Johnson's Save Helps Avs Take Game 1 From Wild
Erik Johnson's hustle kept the puck out of an empty net and allowed Avs to force OT
DENVER – Erik Haula’s clearing shot was headed for the empty net, all but securing the Minnesota Wild’s Game 1 win Thursday night.
As the puck slid down the ice, the crowd was holding its breath while defenseman Erik Johnson was racing after it. Just before it crossed the goal line Johnson dove and knocked it away with 1:32 left in regulation, keeping the Colorado Avalanche within a goal.
“It’s three inches from losing the game,” center Paul Stastny said. “If that doesn’t happen, that hustle out of EJ, we’re not here in this moment.”
“This moment” was basking in the glow of another thrilling win by the won’t-quit Avalanche. Given another chance by Johnson, Stastny sent the game into overtime with 13.4 seconds left and then scored 7:27 into the extra period to give Colorado a 5-4 win and a 1-0 series lead.
Johnson’s hustle epitomized what the Avalanche has been all season – relentless and confident.
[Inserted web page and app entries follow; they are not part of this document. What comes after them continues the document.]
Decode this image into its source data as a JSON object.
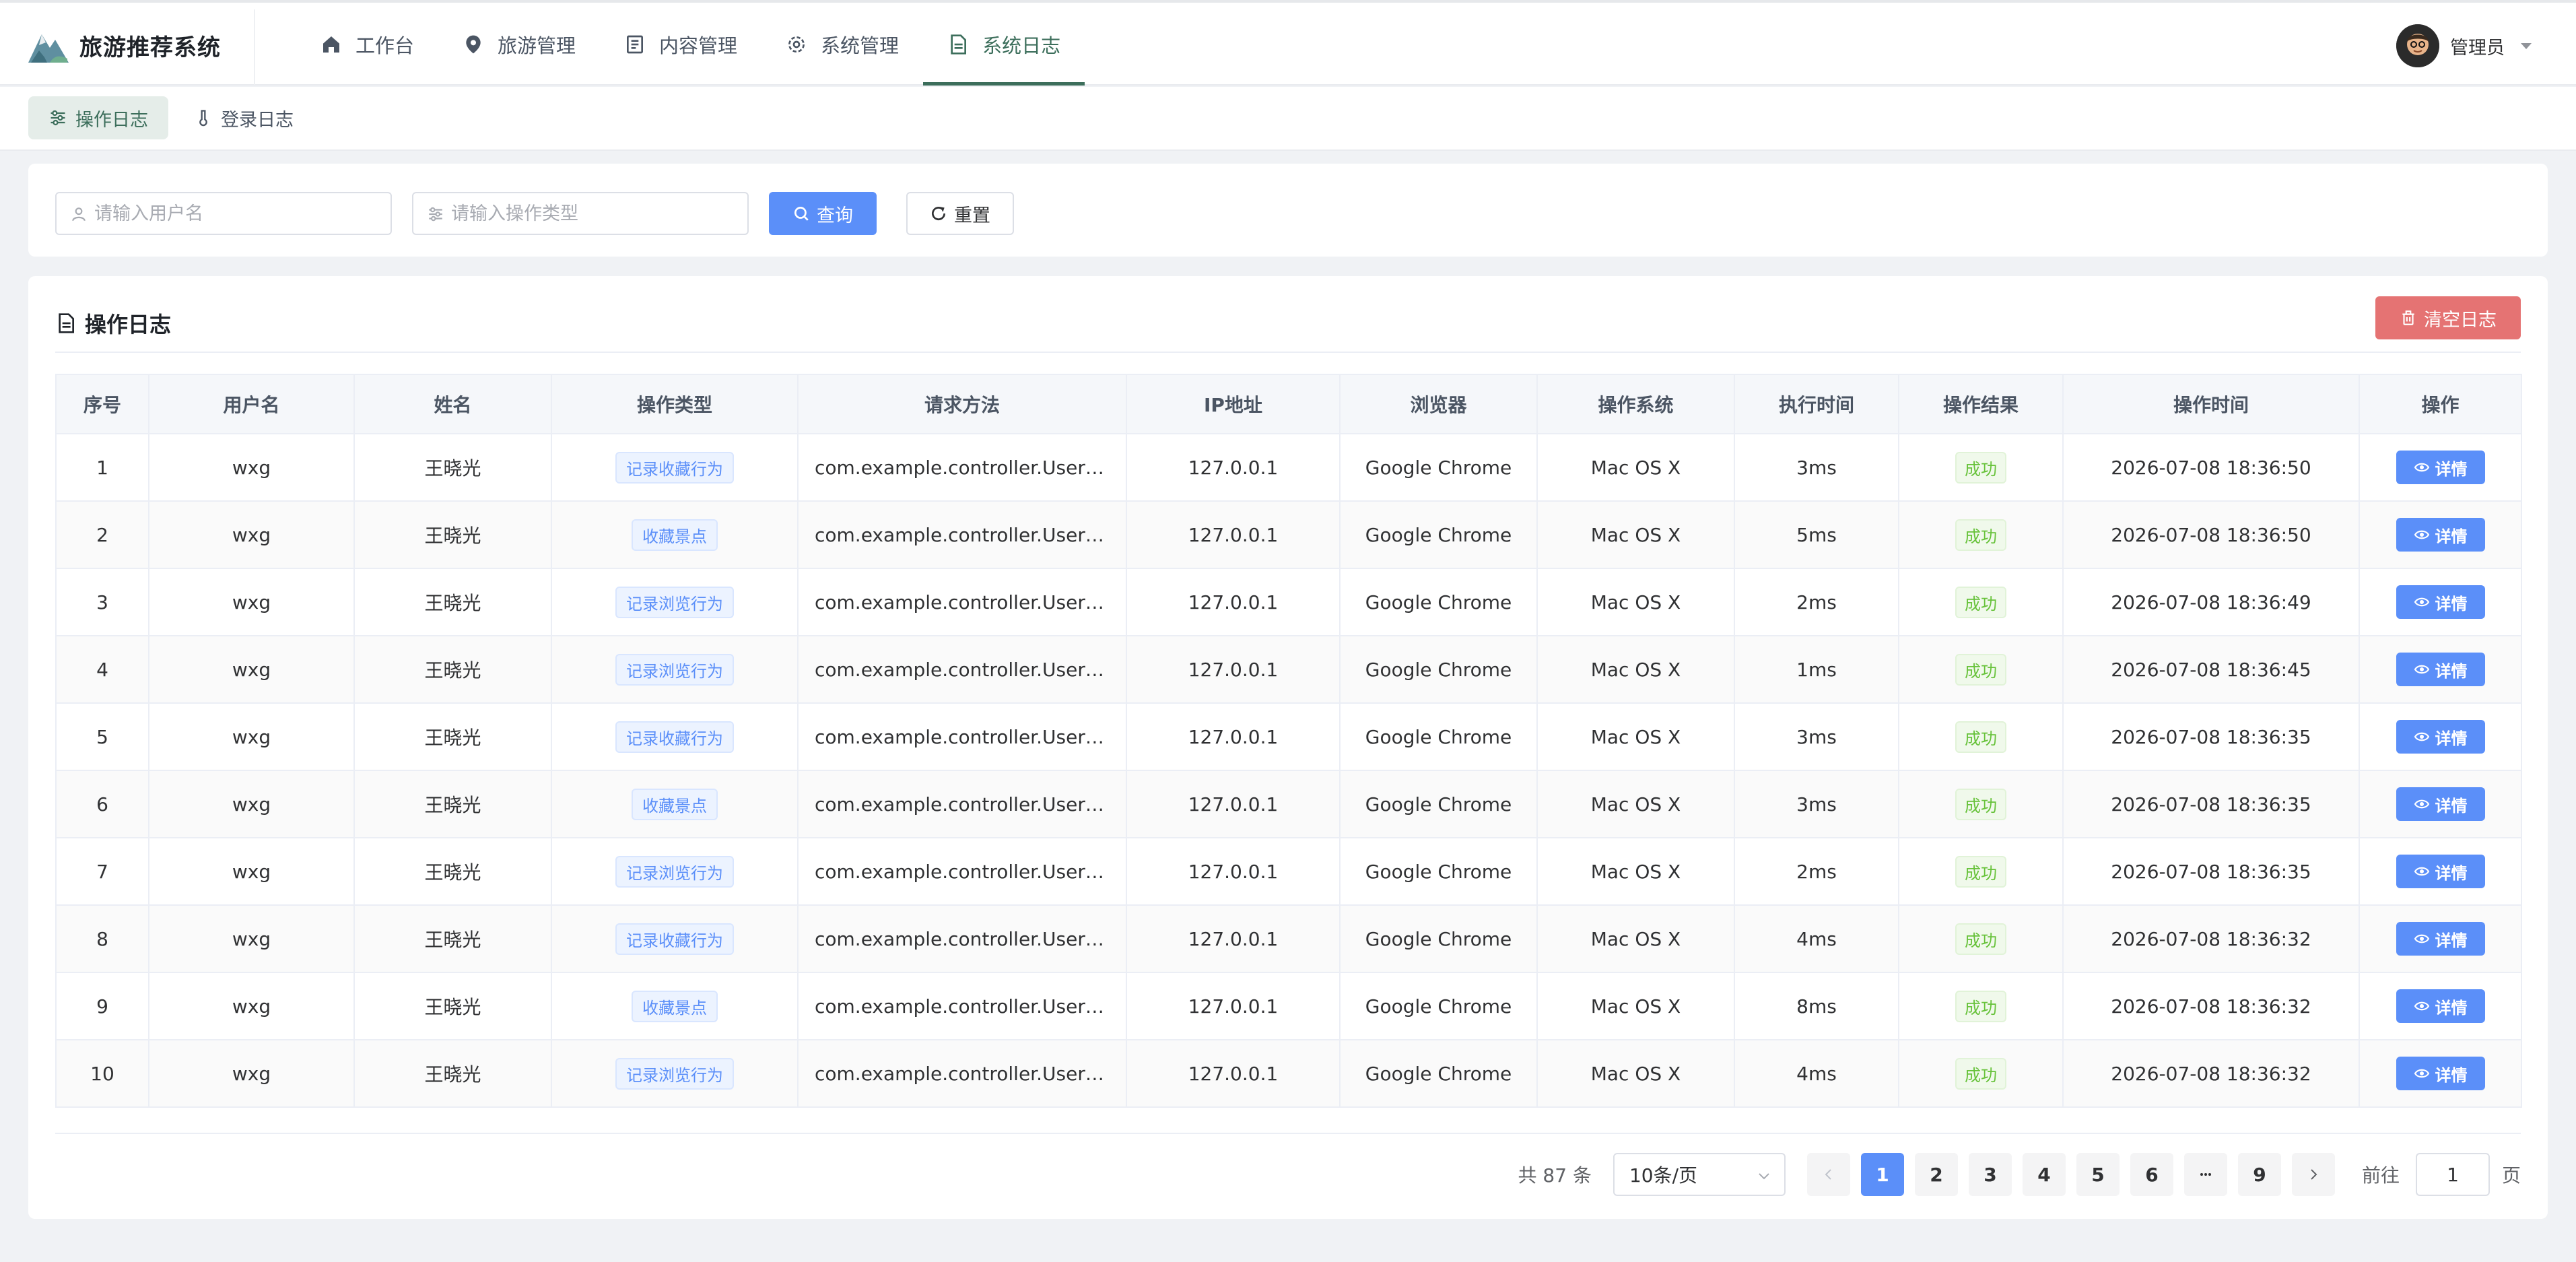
{
  "app": {
    "title": "旅游推荐系统"
  },
  "nav": [
    {
      "label": "工作台",
      "icon": "home-icon"
    },
    {
      "label": "旅游管理",
      "icon": "location-icon"
    },
    {
      "label": "内容管理",
      "icon": "document-icon"
    },
    {
      "label": "系统管理",
      "icon": "gear-icon"
    },
    {
      "label": "系统日志",
      "icon": "log-icon",
      "active": true
    }
  ],
  "user": {
    "name": "管理员"
  },
  "subtabs": [
    {
      "label": "操作日志",
      "icon": "sliders-icon",
      "active": true
    },
    {
      "label": "登录日志",
      "icon": "thermometer-icon"
    }
  ],
  "search": {
    "username_placeholder": "请输入用户名",
    "optype_placeholder": "请输入操作类型",
    "query_label": "查询",
    "reset_label": "重置"
  },
  "table_card": {
    "title": "操作日志",
    "clear_label": "清空日志"
  },
  "table": {
    "columns": [
      "序号",
      "用户名",
      "姓名",
      "操作类型",
      "请求方法",
      "IP地址",
      "浏览器",
      "操作系统",
      "执行时间",
      "操作结果",
      "操作时间",
      "操作"
    ],
    "rows": [
      {
        "no": "1",
        "username": "wxg",
        "name": "王晓光",
        "type": "记录收藏行为",
        "method": "com.example.controller.UserBe...",
        "ip": "127.0.0.1",
        "browser": "Google Chrome",
        "os": "Mac OS X",
        "time": "3ms",
        "result": "成功",
        "optime": "2026-07-08 18:36:50",
        "action": "详情"
      },
      {
        "no": "2",
        "username": "wxg",
        "name": "王晓光",
        "type": "收藏景点",
        "method": "com.example.controller.UserCo...",
        "ip": "127.0.0.1",
        "browser": "Google Chrome",
        "os": "Mac OS X",
        "time": "5ms",
        "result": "成功",
        "optime": "2026-07-08 18:36:50",
        "action": "详情"
      },
      {
        "no": "3",
        "username": "wxg",
        "name": "王晓光",
        "type": "记录浏览行为",
        "method": "com.example.controller.UserBe...",
        "ip": "127.0.0.1",
        "browser": "Google Chrome",
        "os": "Mac OS X",
        "time": "2ms",
        "result": "成功",
        "optime": "2026-07-08 18:36:49",
        "action": "详情"
      },
      {
        "no": "4",
        "username": "wxg",
        "name": "王晓光",
        "type": "记录浏览行为",
        "method": "com.example.controller.UserBe...",
        "ip": "127.0.0.1",
        "browser": "Google Chrome",
        "os": "Mac OS X",
        "time": "1ms",
        "result": "成功",
        "optime": "2026-07-08 18:36:45",
        "action": "详情"
      },
      {
        "no": "5",
        "username": "wxg",
        "name": "王晓光",
        "type": "记录收藏行为",
        "method": "com.example.controller.UserBe...",
        "ip": "127.0.0.1",
        "browser": "Google Chrome",
        "os": "Mac OS X",
        "time": "3ms",
        "result": "成功",
        "optime": "2026-07-08 18:36:35",
        "action": "详情"
      },
      {
        "no": "6",
        "username": "wxg",
        "name": "王晓光",
        "type": "收藏景点",
        "method": "com.example.controller.UserCo...",
        "ip": "127.0.0.1",
        "browser": "Google Chrome",
        "os": "Mac OS X",
        "time": "3ms",
        "result": "成功",
        "optime": "2026-07-08 18:36:35",
        "action": "详情"
      },
      {
        "no": "7",
        "username": "wxg",
        "name": "王晓光",
        "type": "记录浏览行为",
        "method": "com.example.controller.UserBe...",
        "ip": "127.0.0.1",
        "browser": "Google Chrome",
        "os": "Mac OS X",
        "time": "2ms",
        "result": "成功",
        "optime": "2026-07-08 18:36:35",
        "action": "详情"
      },
      {
        "no": "8",
        "username": "wxg",
        "name": "王晓光",
        "type": "记录收藏行为",
        "method": "com.example.controller.UserBe...",
        "ip": "127.0.0.1",
        "browser": "Google Chrome",
        "os": "Mac OS X",
        "time": "4ms",
        "result": "成功",
        "optime": "2026-07-08 18:36:32",
        "action": "详情"
      },
      {
        "no": "9",
        "username": "wxg",
        "name": "王晓光",
        "type": "收藏景点",
        "method": "com.example.controller.UserCo...",
        "ip": "127.0.0.1",
        "browser": "Google Chrome",
        "os": "Mac OS X",
        "time": "8ms",
        "result": "成功",
        "optime": "2026-07-08 18:36:32",
        "action": "详情"
      },
      {
        "no": "10",
        "username": "wxg",
        "name": "王晓光",
        "type": "记录浏览行为",
        "method": "com.example.controller.UserBe...",
        "ip": "127.0.0.1",
        "browser": "Google Chrome",
        "os": "Mac OS X",
        "time": "4ms",
        "result": "成功",
        "optime": "2026-07-08 18:36:32",
        "action": "详情"
      }
    ]
  },
  "pagination": {
    "total": "共 87 条",
    "page_size": "10条/页",
    "pages": [
      "1",
      "2",
      "3",
      "4",
      "5",
      "6",
      "9"
    ],
    "current": "1",
    "goto_prefix": "前往",
    "goto_value": "1",
    "goto_suffix": "页"
  },
  "colors": {
    "primary": "#5b8ff9",
    "brand_green": "#3c6e5b",
    "danger": "#e57373",
    "success": "#67c23a"
  }
}
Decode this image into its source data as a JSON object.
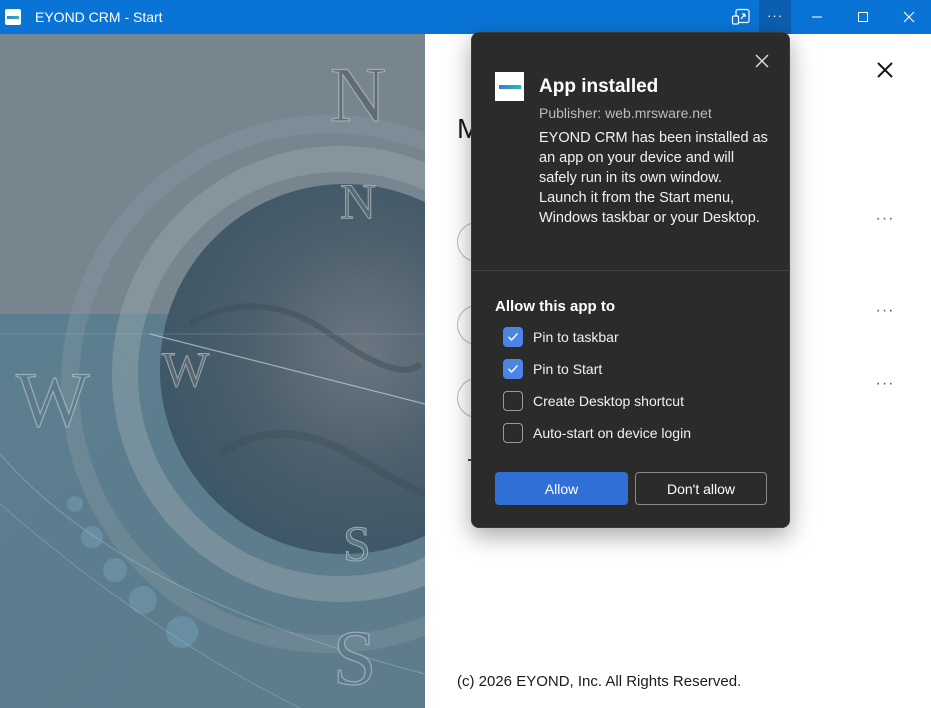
{
  "window": {
    "title": "EYOND CRM - Start",
    "more_label": "···"
  },
  "main": {
    "heading": "M",
    "footer": "(c) 2026 EYOND, Inc. All Rights Reserved.",
    "row_more_label": "···"
  },
  "art": {
    "letters": [
      "N",
      "N",
      "W",
      "W",
      "S",
      "S"
    ]
  },
  "popup": {
    "title": "App installed",
    "publisher": "Publisher: web.mrsware.net",
    "description": "EYOND CRM has been installed as an app on your device and will safely run in its own window. Launch it from the Start menu, Windows taskbar or your Desktop.",
    "allow_heading": "Allow this app to",
    "options": [
      {
        "label": "Pin to taskbar",
        "checked": true
      },
      {
        "label": "Pin to Start",
        "checked": true
      },
      {
        "label": "Create Desktop shortcut",
        "checked": false
      },
      {
        "label": "Auto-start on device login",
        "checked": false
      }
    ],
    "allow_button": "Allow",
    "deny_button": "Don't allow"
  },
  "colors": {
    "titlebar": "#0a74d6",
    "popup_bg": "#2b2b2b",
    "accent": "#2f6fd6"
  }
}
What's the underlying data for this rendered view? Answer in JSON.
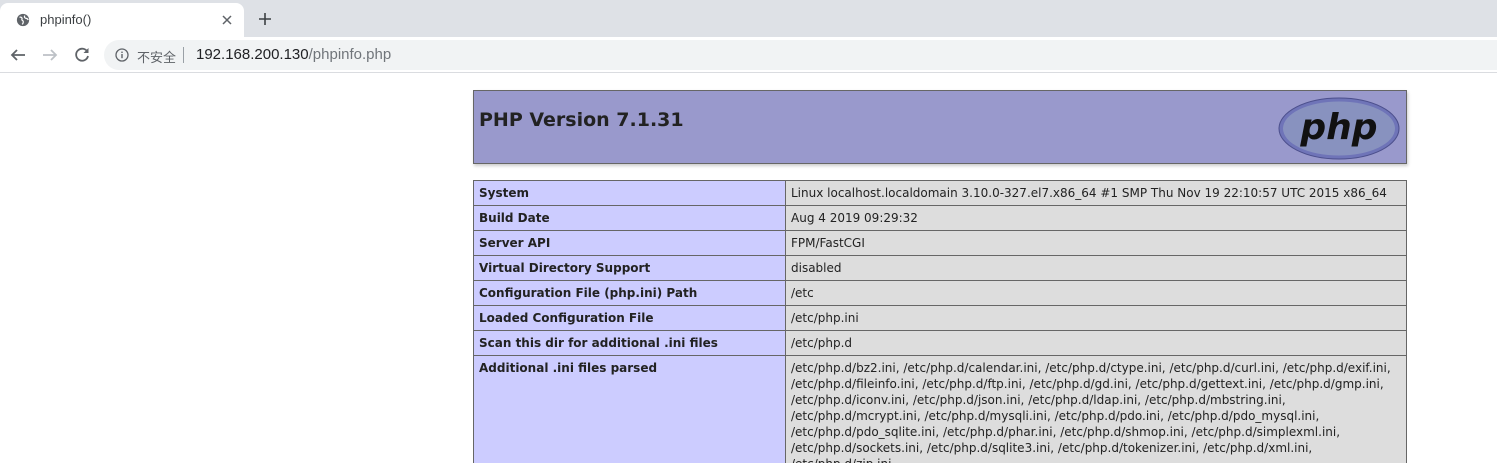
{
  "browser": {
    "tab": {
      "title": "phpinfo()"
    },
    "toolbar": {
      "security_label": "不安全",
      "url_host": "192.168.200.130",
      "url_path": "/phpinfo.php"
    }
  },
  "phpinfo": {
    "version_title": "PHP Version 7.1.31",
    "logo_text": "php",
    "rows": [
      {
        "key": "System",
        "value": "Linux localhost.localdomain 3.10.0-327.el7.x86_64 #1 SMP Thu Nov 19 22:10:57 UTC 2015 x86_64"
      },
      {
        "key": "Build Date",
        "value": "Aug 4 2019 09:29:32"
      },
      {
        "key": "Server API",
        "value": "FPM/FastCGI"
      },
      {
        "key": "Virtual Directory Support",
        "value": "disabled"
      },
      {
        "key": "Configuration File (php.ini) Path",
        "value": "/etc"
      },
      {
        "key": "Loaded Configuration File",
        "value": "/etc/php.ini"
      },
      {
        "key": "Scan this dir for additional .ini files",
        "value": "/etc/php.d"
      },
      {
        "key": "Additional .ini files parsed",
        "value": "/etc/php.d/bz2.ini, /etc/php.d/calendar.ini, /etc/php.d/ctype.ini, /etc/php.d/curl.ini, /etc/php.d/exif.ini,\n/etc/php.d/fileinfo.ini, /etc/php.d/ftp.ini, /etc/php.d/gd.ini, /etc/php.d/gettext.ini, /etc/php.d/gmp.ini,\n/etc/php.d/iconv.ini, /etc/php.d/json.ini, /etc/php.d/ldap.ini, /etc/php.d/mbstring.ini,\n/etc/php.d/mcrypt.ini, /etc/php.d/mysqli.ini, /etc/php.d/pdo.ini, /etc/php.d/pdo_mysql.ini,\n/etc/php.d/pdo_sqlite.ini, /etc/php.d/phar.ini, /etc/php.d/shmop.ini, /etc/php.d/simplexml.ini,\n/etc/php.d/sockets.ini, /etc/php.d/sqlite3.ini, /etc/php.d/tokenizer.ini, /etc/php.d/xml.ini, /etc/php.d/zip.ini"
      }
    ]
  },
  "icons": {
    "favicon": "globe-icon",
    "close": "close-icon",
    "new_tab": "plus-icon",
    "back": "back-arrow-icon",
    "forward": "forward-arrow-icon",
    "reload": "reload-icon",
    "info": "info-icon"
  },
  "colors": {
    "header_bg": "#9999cc",
    "key_cell_bg": "#ccccff",
    "value_cell_bg": "#dddddd",
    "tabstrip_bg": "#dee1e6"
  }
}
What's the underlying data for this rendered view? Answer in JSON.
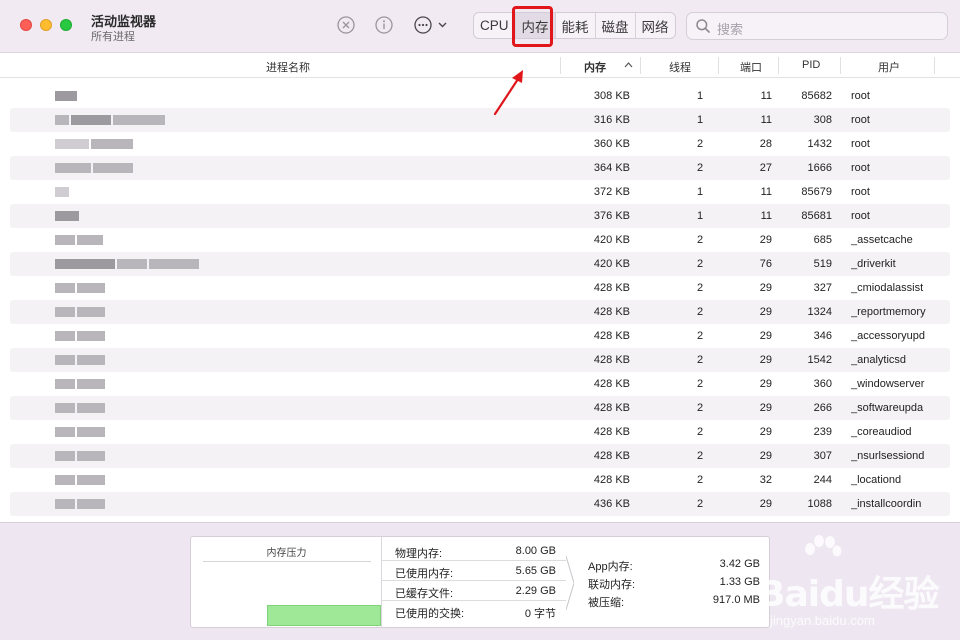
{
  "app": {
    "title": "活动监视器",
    "subtitle": "所有进程"
  },
  "toolbar": {
    "tabs": [
      "CPU",
      "内存",
      "能耗",
      "磁盘",
      "网络"
    ],
    "active_tab": "内存",
    "search_placeholder": "搜索"
  },
  "columns": {
    "name": "进程名称",
    "memory": "内存",
    "threads": "线程",
    "ports": "端口",
    "pid": "PID",
    "user": "用户"
  },
  "processes": [
    {
      "memory": "308 KB",
      "threads": "1",
      "ports": "11",
      "pid": "85682",
      "user": "root"
    },
    {
      "memory": "316 KB",
      "threads": "1",
      "ports": "11",
      "pid": "308",
      "user": "root"
    },
    {
      "memory": "360 KB",
      "threads": "2",
      "ports": "28",
      "pid": "1432",
      "user": "root"
    },
    {
      "memory": "364 KB",
      "threads": "2",
      "ports": "27",
      "pid": "1666",
      "user": "root"
    },
    {
      "memory": "372 KB",
      "threads": "1",
      "ports": "11",
      "pid": "85679",
      "user": "root"
    },
    {
      "memory": "376 KB",
      "threads": "1",
      "ports": "11",
      "pid": "85681",
      "user": "root"
    },
    {
      "memory": "420 KB",
      "threads": "2",
      "ports": "29",
      "pid": "685",
      "user": "_assetcache"
    },
    {
      "memory": "420 KB",
      "threads": "2",
      "ports": "76",
      "pid": "519",
      "user": "_driverkit"
    },
    {
      "memory": "428 KB",
      "threads": "2",
      "ports": "29",
      "pid": "327",
      "user": "_cmiodalassist"
    },
    {
      "memory": "428 KB",
      "threads": "2",
      "ports": "29",
      "pid": "1324",
      "user": "_reportmemory"
    },
    {
      "memory": "428 KB",
      "threads": "2",
      "ports": "29",
      "pid": "346",
      "user": "_accessoryupd"
    },
    {
      "memory": "428 KB",
      "threads": "2",
      "ports": "29",
      "pid": "1542",
      "user": "_analyticsd"
    },
    {
      "memory": "428 KB",
      "threads": "2",
      "ports": "29",
      "pid": "360",
      "user": "_windowserver"
    },
    {
      "memory": "428 KB",
      "threads": "2",
      "ports": "29",
      "pid": "266",
      "user": "_softwareupda"
    },
    {
      "memory": "428 KB",
      "threads": "2",
      "ports": "29",
      "pid": "239",
      "user": "_coreaudiod"
    },
    {
      "memory": "428 KB",
      "threads": "2",
      "ports": "29",
      "pid": "307",
      "user": "_nsurlsessiond"
    },
    {
      "memory": "428 KB",
      "threads": "2",
      "ports": "32",
      "pid": "244",
      "user": "_locationd"
    },
    {
      "memory": "436 KB",
      "threads": "2",
      "ports": "29",
      "pid": "1088",
      "user": "_installcoordin"
    }
  ],
  "memory_panel": {
    "pressure_label": "内存压力",
    "stats": [
      {
        "label": "物理内存:",
        "value": "8.00 GB"
      },
      {
        "label": "已使用内存:",
        "value": "5.65 GB"
      },
      {
        "label": "已缓存文件:",
        "value": "2.29 GB"
      },
      {
        "label": "已使用的交换:",
        "value": "0 字节"
      }
    ],
    "breakdown": [
      {
        "label": "App内存:",
        "value": "3.42 GB"
      },
      {
        "label": "联动内存:",
        "value": "1.33 GB"
      },
      {
        "label": "被压缩:",
        "value": "917.0 MB"
      }
    ]
  },
  "icons": [
    "close-circle-icon",
    "info-icon",
    "more-icon",
    "chevron-down-icon",
    "search-icon",
    "sort-ascending-icon"
  ],
  "colors": {
    "toolbar_bg": "#f1eaf3",
    "highlight": "#e0161b",
    "pressure_graph": "#9ee898"
  },
  "watermark": {
    "brand": "Baidu经验",
    "url": "jingyan.baidu.com"
  }
}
“That was certainly a key moment,” coach Patrick Roy said of Johnson. “There are a lot of key moments in the game. This one was probably one.”
It was a winning moment in a game full of them for the Avalanche. Rookie Nathan MacKinnon showed poise way beyond his years with three assists, two of which came on Stastny’s equalizer and winner.
Ryan O’Reilly had a whipsaw slapshot that tied the game at 2-2, and then kick started Colorado’s comeback from a 4-2 deficit by stealing the puck in the Minnesota end and assisting on Jamie McGinn’s goal with 12:47 left that made it 4-3.
One of the brashest moves was Roy’s decision to pull goaltender Semyon Varlamov with 3:01 remaining. Traditional hockey strategy dictates that happens in the final 90 seconds – two minutes at most – but Roy ignores that philosophy and has all year. He goes by his gut and his gut told him Thursday pull Varlamov early.
“It shows Patty is going to coach the same way,” Stastny said. “Yeah, maybe the games are bigger, they’re more important, but he’s never going to sit back. He’s going to keep going, be aggressive. He showed that today and obviously it was the right move. It was a long three-minute shift, but it was worth it in the end.”
Roy nearly pulled Varlamov with four minutes left but held off.
His strategy is not a gimmick. He said the team has practiced playing 6-on-5 for a month, and the comfort in that situation showed Thursday.
“You always hope that eventually it pays off. You don’t know when, but when it happens you’re pretty happy,” Roy said. “Tonight could be a key part in our playoff run. You’re talking in the playoffs to get some momentum, and I think this win for us should bring a lot of momentum to our team.”
A lot was made of the Avalanche’s youth but that was dispelled early when it took a 1-0 lead on Gabriel Landeskog’s goal at 13:14 of the first period.
Moments before, the Colorado captain delivered a big hit on Minnesota defenseman Jonas Brodin that got the crowd to its feet.
“It kind of gets that monkey off your back, especially in Game 1,” Landeskog said. “You want to come out and be that presence out there. For me, that’s playing physical and scoring a goal.”
Now the Avalanche will try to ride that momentum into Saturday’s Game 2. The Avs were on the ropes in Game 1 but found a way to win. Now they’re armed with more confidence and a belief that they can overcome any obstacle, not even a puck racing toward an empty net.
“Originally, I didn’t think it was going to go in. I didn’t think it had enough speed,” Johnson said. “When it landed it picked up speed. I kind of slowed down a little bit, and I just got there at the end before it went over the goal line.
“What a comeback. That’s the kind of stuff you dream about when you’re a kid, winning playoff games like that.”